Interface dataset entries>
---

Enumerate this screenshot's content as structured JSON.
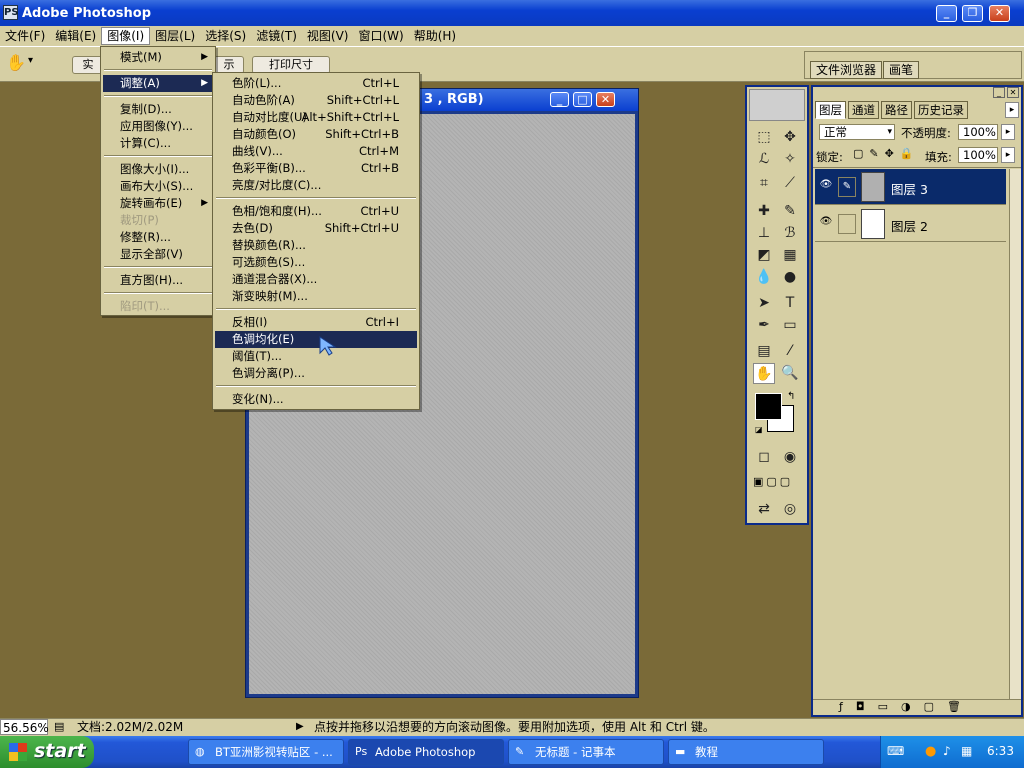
{
  "app": {
    "title": "Adobe Photoshop",
    "logo": "PS"
  },
  "menubar": [
    "文件(F)",
    "编辑(E)",
    "图像(I)",
    "图层(L)",
    "选择(S)",
    "滤镜(T)",
    "视图(V)",
    "窗口(W)",
    "帮助(H)"
  ],
  "options": {
    "btn_partial_1": "实",
    "btn_partial_2": "示",
    "print_size": "打印尺寸"
  },
  "palette_well": {
    "tab1": "文件浏览器",
    "tab2": "画笔"
  },
  "document": {
    "title": "3 , RGB)"
  },
  "image_menu": [
    {
      "label": "模式(M)",
      "submenu": true
    },
    {
      "label": "调整(A)",
      "submenu": true,
      "highlight": true
    },
    {
      "label": "复制(D)..."
    },
    {
      "label": "应用图像(Y)..."
    },
    {
      "label": "计算(C)..."
    },
    {
      "label": "图像大小(I)..."
    },
    {
      "label": "画布大小(S)..."
    },
    {
      "label": "旋转画布(E)",
      "submenu": true
    },
    {
      "label": "裁切(P)",
      "disabled": true
    },
    {
      "label": "修整(R)..."
    },
    {
      "label": "显示全部(V)"
    },
    {
      "label": "直方图(H)..."
    },
    {
      "label": "陷印(T)...",
      "disabled": true
    }
  ],
  "adjust_menu": [
    {
      "label": "色阶(L)...",
      "shortcut": "Ctrl+L"
    },
    {
      "label": "自动色阶(A)",
      "shortcut": "Shift+Ctrl+L"
    },
    {
      "label": "自动对比度(U)",
      "shortcut": "Alt+Shift+Ctrl+L"
    },
    {
      "label": "自动颜色(O)",
      "shortcut": "Shift+Ctrl+B"
    },
    {
      "label": "曲线(V)...",
      "shortcut": "Ctrl+M"
    },
    {
      "label": "色彩平衡(B)...",
      "shortcut": "Ctrl+B"
    },
    {
      "label": "亮度/对比度(C)...",
      "shortcut": ""
    },
    {
      "label": "色相/饱和度(H)...",
      "shortcut": "Ctrl+U"
    },
    {
      "label": "去色(D)",
      "shortcut": "Shift+Ctrl+U"
    },
    {
      "label": "替换颜色(R)...",
      "shortcut": ""
    },
    {
      "label": "可选颜色(S)...",
      "shortcut": ""
    },
    {
      "label": "通道混合器(X)...",
      "shortcut": ""
    },
    {
      "label": "渐变映射(M)...",
      "shortcut": ""
    },
    {
      "label": "反相(I)",
      "shortcut": "Ctrl+I"
    },
    {
      "label": "色调均化(E)",
      "shortcut": "",
      "highlight": true
    },
    {
      "label": "阈值(T)...",
      "shortcut": ""
    },
    {
      "label": "色调分离(P)...",
      "shortcut": ""
    },
    {
      "label": "变化(N)...",
      "shortcut": ""
    }
  ],
  "layers": {
    "tabs": [
      "图层",
      "通道",
      "路径",
      "历史记录"
    ],
    "blend_mode": "正常",
    "opacity_label": "不透明度:",
    "opacity": "100%",
    "lock_label": "锁定:",
    "fill_label": "填充:",
    "fill": "100%",
    "rows": [
      {
        "name": "图层 3",
        "selected": true
      },
      {
        "name": "图层 2",
        "selected": false
      }
    ]
  },
  "status": {
    "zoom": "56.56%",
    "doc": "文档:2.02M/2.02M",
    "hint": "点按并拖移以沿想要的方向滚动图像。要用附加选项，使用 Alt 和 Ctrl 键。"
  },
  "taskbar": {
    "start": "start",
    "tasks": [
      "BT亚洲影视转贴区 - ...",
      "Adobe Photoshop",
      "无标题 - 记事本",
      "教程"
    ],
    "clock": "6:33"
  },
  "colors": {
    "title_blue": "#0a3fd0",
    "chrome": "#d6cfa4",
    "workspace": "#7a6a38",
    "highlight": "#1c2a54"
  }
}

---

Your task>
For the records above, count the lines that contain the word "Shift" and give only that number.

Written answer>
4